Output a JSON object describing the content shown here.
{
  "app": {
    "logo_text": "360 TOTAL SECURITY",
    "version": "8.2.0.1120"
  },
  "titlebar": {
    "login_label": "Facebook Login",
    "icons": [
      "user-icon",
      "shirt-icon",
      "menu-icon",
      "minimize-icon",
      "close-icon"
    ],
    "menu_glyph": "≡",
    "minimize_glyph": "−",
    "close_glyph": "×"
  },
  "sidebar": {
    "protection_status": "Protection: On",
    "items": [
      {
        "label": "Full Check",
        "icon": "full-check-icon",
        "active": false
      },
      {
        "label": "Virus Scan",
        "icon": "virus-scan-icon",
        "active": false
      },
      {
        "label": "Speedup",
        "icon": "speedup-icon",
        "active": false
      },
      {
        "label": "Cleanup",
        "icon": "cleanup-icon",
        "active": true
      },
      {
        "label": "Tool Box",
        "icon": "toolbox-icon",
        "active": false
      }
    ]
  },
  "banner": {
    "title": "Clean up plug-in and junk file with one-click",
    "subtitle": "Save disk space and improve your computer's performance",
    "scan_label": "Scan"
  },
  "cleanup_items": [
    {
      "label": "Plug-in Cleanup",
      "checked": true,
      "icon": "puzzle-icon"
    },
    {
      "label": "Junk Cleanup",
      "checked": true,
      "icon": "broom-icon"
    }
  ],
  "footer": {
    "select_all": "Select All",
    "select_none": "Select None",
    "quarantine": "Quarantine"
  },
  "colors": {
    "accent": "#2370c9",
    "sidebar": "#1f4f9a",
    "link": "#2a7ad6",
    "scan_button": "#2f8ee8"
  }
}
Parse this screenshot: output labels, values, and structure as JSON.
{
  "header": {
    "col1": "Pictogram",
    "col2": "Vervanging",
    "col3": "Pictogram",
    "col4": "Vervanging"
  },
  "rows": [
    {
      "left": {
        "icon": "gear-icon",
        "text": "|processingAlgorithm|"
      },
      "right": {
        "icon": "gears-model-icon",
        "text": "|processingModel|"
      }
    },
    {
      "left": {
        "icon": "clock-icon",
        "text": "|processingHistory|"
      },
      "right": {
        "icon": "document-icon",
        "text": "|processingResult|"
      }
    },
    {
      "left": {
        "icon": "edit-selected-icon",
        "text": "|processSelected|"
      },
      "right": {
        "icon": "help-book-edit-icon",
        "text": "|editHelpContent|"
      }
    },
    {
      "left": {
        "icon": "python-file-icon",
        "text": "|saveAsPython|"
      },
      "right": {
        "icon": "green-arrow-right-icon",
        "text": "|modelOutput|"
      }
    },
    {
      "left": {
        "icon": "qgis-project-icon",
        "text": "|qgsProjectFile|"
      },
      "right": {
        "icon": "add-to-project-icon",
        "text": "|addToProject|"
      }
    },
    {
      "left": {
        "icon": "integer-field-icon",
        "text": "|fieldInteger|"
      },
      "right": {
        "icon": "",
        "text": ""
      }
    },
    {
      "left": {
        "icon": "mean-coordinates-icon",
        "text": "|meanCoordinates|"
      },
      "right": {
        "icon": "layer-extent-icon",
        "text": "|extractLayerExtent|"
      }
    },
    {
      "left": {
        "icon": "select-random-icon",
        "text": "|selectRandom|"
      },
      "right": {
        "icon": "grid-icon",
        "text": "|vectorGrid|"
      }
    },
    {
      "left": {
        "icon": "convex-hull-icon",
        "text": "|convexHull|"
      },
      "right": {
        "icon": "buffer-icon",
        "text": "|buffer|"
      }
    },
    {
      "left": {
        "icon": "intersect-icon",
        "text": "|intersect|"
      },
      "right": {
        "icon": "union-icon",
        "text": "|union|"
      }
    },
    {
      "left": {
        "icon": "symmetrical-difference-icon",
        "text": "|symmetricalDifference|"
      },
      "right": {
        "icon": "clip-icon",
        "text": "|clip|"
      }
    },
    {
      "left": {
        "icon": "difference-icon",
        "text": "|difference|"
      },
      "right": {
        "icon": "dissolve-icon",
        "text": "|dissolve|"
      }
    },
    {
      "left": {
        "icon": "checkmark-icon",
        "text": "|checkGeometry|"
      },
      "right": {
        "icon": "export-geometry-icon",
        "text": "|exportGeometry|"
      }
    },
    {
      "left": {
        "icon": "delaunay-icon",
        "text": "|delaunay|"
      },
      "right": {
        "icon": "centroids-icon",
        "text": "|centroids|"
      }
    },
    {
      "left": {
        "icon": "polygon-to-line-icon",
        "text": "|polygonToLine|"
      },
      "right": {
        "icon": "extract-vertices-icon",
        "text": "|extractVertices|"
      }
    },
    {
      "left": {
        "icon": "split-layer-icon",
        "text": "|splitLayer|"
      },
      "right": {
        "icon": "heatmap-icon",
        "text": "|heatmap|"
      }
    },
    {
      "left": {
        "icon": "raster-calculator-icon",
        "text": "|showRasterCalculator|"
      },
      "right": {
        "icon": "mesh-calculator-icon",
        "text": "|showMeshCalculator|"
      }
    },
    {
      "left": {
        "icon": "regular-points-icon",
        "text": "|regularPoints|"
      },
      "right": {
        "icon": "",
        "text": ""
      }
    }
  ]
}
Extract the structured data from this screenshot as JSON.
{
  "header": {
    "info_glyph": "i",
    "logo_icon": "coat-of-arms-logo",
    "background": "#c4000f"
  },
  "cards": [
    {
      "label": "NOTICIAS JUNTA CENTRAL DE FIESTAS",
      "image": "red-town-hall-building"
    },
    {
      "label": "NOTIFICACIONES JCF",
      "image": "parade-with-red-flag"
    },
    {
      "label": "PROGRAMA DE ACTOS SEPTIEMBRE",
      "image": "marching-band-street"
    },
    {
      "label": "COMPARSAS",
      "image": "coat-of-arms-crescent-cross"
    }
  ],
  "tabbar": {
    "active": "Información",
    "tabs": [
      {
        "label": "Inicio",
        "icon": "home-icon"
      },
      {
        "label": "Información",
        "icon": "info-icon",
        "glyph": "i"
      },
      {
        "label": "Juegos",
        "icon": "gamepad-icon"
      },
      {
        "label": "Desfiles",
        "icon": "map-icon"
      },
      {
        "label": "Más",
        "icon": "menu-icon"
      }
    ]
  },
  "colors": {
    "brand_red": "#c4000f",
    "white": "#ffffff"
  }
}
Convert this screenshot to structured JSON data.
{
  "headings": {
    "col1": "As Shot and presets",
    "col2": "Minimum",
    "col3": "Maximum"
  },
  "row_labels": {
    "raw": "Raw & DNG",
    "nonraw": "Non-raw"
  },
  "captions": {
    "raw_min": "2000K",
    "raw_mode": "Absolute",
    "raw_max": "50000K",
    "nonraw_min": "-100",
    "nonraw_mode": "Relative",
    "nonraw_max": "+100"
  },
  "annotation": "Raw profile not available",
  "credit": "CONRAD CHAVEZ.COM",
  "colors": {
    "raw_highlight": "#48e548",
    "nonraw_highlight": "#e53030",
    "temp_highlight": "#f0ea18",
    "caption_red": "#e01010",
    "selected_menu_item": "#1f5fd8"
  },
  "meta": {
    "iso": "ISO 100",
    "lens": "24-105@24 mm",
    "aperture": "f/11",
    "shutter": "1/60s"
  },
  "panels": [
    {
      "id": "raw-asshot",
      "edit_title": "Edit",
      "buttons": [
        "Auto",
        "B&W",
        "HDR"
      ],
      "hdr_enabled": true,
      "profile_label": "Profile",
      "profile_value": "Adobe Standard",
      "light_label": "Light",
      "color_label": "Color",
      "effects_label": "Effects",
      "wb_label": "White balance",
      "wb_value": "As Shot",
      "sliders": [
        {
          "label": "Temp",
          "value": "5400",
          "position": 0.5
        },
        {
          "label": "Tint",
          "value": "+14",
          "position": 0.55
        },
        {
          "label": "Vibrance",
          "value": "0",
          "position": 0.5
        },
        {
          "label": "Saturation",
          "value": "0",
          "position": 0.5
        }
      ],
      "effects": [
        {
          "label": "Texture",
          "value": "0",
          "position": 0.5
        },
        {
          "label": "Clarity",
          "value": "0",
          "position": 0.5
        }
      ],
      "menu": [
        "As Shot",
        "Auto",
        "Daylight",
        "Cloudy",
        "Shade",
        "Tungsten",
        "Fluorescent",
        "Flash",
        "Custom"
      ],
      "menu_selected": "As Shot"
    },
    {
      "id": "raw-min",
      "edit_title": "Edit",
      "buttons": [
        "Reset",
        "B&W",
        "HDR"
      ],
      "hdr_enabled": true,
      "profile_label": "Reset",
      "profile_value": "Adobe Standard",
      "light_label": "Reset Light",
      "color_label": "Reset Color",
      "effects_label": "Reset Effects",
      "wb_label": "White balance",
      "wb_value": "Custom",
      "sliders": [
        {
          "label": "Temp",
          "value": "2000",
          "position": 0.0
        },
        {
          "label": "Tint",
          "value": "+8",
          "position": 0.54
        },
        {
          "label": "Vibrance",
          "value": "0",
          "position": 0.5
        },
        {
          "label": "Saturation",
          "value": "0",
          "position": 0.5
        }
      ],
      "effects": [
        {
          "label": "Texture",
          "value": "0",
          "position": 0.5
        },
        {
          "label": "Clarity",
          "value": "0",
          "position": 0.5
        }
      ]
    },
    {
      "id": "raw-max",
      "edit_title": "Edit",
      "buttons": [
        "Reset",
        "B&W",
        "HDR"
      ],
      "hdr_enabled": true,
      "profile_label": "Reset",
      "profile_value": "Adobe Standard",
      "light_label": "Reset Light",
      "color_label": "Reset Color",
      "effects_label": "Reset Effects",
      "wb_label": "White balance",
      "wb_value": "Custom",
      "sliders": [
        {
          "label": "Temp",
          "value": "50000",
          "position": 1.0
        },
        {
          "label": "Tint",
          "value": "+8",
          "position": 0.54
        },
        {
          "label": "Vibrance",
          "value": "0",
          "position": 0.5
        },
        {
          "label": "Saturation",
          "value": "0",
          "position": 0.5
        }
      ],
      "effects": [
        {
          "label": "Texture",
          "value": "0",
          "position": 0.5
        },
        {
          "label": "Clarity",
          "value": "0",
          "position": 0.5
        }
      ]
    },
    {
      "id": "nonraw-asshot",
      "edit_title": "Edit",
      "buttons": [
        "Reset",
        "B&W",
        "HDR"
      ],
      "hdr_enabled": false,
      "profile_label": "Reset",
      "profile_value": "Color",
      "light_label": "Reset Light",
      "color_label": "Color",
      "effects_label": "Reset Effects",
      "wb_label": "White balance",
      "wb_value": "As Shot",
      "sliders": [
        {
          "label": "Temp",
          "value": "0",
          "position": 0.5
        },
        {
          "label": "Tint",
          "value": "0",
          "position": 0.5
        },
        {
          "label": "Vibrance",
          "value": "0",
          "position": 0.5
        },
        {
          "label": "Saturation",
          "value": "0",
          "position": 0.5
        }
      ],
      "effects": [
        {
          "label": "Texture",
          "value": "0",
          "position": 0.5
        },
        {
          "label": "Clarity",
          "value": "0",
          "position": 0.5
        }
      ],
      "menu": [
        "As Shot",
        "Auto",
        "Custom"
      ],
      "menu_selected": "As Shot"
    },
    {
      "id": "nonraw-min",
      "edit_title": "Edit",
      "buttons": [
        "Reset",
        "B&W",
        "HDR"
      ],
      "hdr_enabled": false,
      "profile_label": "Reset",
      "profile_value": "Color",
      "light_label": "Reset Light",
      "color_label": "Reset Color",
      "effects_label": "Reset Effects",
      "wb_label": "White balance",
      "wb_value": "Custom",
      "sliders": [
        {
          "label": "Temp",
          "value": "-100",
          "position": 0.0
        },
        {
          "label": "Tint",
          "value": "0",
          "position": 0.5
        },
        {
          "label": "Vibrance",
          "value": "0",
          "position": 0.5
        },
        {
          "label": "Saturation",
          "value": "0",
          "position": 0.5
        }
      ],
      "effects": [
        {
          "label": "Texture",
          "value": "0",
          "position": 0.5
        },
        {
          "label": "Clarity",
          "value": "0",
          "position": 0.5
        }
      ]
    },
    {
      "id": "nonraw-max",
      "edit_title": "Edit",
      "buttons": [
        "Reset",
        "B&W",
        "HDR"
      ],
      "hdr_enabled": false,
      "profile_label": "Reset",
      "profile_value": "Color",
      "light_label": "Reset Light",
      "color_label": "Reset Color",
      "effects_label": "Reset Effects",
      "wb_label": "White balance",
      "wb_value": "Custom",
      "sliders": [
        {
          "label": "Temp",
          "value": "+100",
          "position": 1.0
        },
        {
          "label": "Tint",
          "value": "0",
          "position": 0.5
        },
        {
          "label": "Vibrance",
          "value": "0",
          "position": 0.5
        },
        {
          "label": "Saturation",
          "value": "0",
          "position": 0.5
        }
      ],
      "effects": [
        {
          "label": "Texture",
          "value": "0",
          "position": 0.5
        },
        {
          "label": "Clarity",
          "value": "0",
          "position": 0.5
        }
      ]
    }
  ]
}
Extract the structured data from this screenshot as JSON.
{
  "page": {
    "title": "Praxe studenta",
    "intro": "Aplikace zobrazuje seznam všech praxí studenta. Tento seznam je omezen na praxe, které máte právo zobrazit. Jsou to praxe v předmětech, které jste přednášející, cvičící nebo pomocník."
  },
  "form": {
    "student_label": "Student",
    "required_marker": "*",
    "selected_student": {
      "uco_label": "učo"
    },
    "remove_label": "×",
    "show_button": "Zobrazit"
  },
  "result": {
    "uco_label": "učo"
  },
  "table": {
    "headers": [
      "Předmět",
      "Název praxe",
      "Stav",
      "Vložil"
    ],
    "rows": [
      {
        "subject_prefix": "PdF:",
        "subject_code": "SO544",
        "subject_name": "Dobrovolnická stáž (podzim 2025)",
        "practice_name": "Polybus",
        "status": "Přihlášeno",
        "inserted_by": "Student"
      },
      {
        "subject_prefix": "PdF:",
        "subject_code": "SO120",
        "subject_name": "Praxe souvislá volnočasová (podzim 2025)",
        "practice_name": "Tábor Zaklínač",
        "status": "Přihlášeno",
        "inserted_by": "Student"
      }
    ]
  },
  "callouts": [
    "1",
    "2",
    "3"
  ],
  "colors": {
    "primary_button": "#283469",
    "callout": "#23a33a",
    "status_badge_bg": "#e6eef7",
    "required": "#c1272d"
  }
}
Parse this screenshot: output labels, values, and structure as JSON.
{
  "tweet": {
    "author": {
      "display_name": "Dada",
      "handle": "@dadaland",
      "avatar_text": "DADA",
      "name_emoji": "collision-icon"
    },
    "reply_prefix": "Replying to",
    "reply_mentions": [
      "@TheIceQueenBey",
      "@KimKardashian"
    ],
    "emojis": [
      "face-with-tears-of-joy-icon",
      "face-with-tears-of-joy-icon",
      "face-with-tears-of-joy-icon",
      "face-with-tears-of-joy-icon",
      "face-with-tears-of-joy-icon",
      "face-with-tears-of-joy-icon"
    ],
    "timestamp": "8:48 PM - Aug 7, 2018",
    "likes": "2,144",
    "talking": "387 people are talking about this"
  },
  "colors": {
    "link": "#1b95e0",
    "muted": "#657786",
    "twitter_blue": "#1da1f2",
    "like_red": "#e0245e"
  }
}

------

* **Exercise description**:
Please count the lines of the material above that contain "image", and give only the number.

* **Answer to this exercise**:
4